Mr. Povlsen, such incentives might be either one. You know me as a person who has been opposing the new DeKalb Business Center warehouse project in a big way, yet you’ve not heard a peep from me or any of the Smart Growth-DeKalb group regarding Oak/3M. Why is that? It’s because we know the difference between a good deal and a bad one.
Continue reading Open Letter to Alderman Kris Povlsen, 12/1

Letter #3 of the “Blacklist Collection”

One of the reasons I began blogging here is that the Chronicle suddenly began suppressing my letters-to-the-editor and I was looking for other outlets for my views. Any criticism of the DCEDC and its executive director, Roger Hopkins, seems to be off-limits. However, I cannot omit my opinions on his involvement in warehouse mania because I believe it’s a significant factor that should not be ignored.

I do not know whether this has anything to do with their publisher’s involvement with the DCEDC or not, but I think that’s a fair “guesstimate” since they had no problem printing at least a half-dozen of my letters on other topics from March-August. Also, I know of others whose letters expressing opposition to the Business Center project also have not been published. Bottom line is, I feel that they are abusing the public trust.
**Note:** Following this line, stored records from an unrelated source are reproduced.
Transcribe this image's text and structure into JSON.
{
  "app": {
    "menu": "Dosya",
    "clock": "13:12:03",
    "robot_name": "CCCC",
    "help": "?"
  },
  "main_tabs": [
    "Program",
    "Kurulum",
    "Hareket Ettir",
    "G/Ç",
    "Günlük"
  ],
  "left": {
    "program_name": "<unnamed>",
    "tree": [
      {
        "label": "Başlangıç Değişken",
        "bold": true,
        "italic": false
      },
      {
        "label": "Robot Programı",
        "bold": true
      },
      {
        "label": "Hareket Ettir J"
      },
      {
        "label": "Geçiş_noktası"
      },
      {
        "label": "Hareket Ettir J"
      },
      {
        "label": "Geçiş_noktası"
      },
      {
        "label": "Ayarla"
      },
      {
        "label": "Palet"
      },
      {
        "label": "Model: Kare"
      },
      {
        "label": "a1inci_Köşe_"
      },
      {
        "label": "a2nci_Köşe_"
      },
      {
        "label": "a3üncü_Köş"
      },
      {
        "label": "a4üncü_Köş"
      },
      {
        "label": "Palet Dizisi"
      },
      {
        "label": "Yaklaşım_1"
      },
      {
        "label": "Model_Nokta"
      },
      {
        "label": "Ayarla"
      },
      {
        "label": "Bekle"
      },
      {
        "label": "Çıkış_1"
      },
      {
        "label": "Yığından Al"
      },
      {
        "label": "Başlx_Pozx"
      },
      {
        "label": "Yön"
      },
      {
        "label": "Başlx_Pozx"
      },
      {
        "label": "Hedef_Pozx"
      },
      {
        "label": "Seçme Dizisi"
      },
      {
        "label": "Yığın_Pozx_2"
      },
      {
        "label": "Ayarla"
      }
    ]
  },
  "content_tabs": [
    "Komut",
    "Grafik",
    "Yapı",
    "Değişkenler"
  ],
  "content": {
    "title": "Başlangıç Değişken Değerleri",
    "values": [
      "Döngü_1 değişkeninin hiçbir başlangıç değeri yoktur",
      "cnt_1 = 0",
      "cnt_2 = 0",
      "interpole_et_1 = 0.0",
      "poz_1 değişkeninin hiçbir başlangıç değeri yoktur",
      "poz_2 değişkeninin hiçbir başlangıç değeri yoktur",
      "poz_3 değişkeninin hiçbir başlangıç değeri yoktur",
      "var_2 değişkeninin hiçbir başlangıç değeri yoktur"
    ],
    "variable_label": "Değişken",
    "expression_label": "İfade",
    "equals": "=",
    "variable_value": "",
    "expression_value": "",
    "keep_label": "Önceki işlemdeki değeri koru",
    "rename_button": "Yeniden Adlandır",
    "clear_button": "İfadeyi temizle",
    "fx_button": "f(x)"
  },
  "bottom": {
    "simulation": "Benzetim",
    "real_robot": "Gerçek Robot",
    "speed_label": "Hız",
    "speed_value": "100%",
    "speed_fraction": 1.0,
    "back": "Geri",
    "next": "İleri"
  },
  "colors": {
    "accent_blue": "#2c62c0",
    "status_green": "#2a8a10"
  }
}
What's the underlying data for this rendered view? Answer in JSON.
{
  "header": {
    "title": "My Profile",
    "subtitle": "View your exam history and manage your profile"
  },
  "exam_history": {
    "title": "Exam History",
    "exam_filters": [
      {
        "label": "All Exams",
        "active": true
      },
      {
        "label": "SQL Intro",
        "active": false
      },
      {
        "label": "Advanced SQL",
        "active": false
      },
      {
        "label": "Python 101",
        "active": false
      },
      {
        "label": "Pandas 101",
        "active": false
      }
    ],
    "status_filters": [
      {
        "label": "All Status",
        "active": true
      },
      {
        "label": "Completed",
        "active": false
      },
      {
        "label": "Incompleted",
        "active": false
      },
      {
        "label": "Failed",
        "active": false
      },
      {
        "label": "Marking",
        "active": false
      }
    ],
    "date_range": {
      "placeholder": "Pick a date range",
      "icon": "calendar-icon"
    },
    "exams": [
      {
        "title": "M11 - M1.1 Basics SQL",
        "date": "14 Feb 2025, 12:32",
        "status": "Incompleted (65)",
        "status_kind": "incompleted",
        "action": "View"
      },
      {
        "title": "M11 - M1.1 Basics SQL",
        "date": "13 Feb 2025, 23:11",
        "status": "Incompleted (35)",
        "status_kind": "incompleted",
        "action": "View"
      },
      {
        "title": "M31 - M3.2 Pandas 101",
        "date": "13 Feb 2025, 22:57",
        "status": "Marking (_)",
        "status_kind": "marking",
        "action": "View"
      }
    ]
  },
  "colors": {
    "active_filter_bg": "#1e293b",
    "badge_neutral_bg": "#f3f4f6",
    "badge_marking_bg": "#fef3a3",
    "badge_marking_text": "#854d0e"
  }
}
And since I’ve kind of made a nuisance of myself over my beliefs, I’ll probably never see my opinions on newsprint again. Therefore I blog.

Letter to the Editor, 22 November 2005


Many of the people who publicly support the Keating/Rockefeller/Business Center warehouse project have a financial interest in it. Most of those who are vocal in opposition would be living close to it. More of us who live in the city and who don’t have such high personal stakes should take a closer look and hop off the fence, one way or another.

That’s what I did, and have since joined the folks who have seen the plans and say this warehouse has the size of Godzilla and all the charm of Stalag 17.
Continue reading Letter #3 of the “Blacklist Collection”

Logistics Growth in Chicago Area

Well, we knew from the volume of articles we’ve found that logistics is in full boom here, but now we’ve found the numbers: logistics is experiencing 12-15% growth that will continue over the next few years.

Most of this growth comes from 3PLs, which stands for “third-party logistics,” a newer trend where the developer builds and owns the building and provides short-term contracts to tenants; say, 3-5 years. This relieves the tenant from the possibility of getting stuck with a building that they eventually may not need due to market changes.

Other highlights:
— there was a 9.1% vacancy rate in 2004, expected to spike this year.
— of 10 million s.f. in logistics space opening this year, only 20% of it is pre-leased.

What we can expect, then–in addition to more and larger warehouse proposals–is that more of the developers will want to build on spec and as we see new buildings we will also see more vacancies and turnovers.

Source 1
Source 2

Warehousing, the Boom-bust Cycle, & Foreign Trade Zones

Here is a copy of the letter I sent to City Council members today. It references my Monday speech at the public hearing (see below) but also discusses a new area of concern.

Dear Aldermen & Mayor,

Last Monday at the City Council public hearing, I urged you not to “put all our tax eggs into one industrial basket.” This is because I grew up in steel mill country in Northwest Indiana. Steel paid for everything there. Schools, everything. When I compare the tiny amount that my parents paid in property tax with my own bloated tax bill–even adjusting for inflation–I could cry. But the blessing was mixed, because when the steel industry did poorly we all suffered. In fact, this is how I ended up in DeKalb: in the mid-80s the mills became unable to compete with Japan producers (& their protectionist policies) and we suffered major job losses. Families scattered, looking for work, mine included. My sister went to Houston. My husband and I landed here in DeKalb. Most days I believe we ended up with the better deal (except when I am shoveling snow). But the point is, we paid very dearly for relying so heavily on one industry. Only Las Vegas can get away with that!
Continue reading Warehousing, the Boom-bust Cycle, & Foreign Trade Zones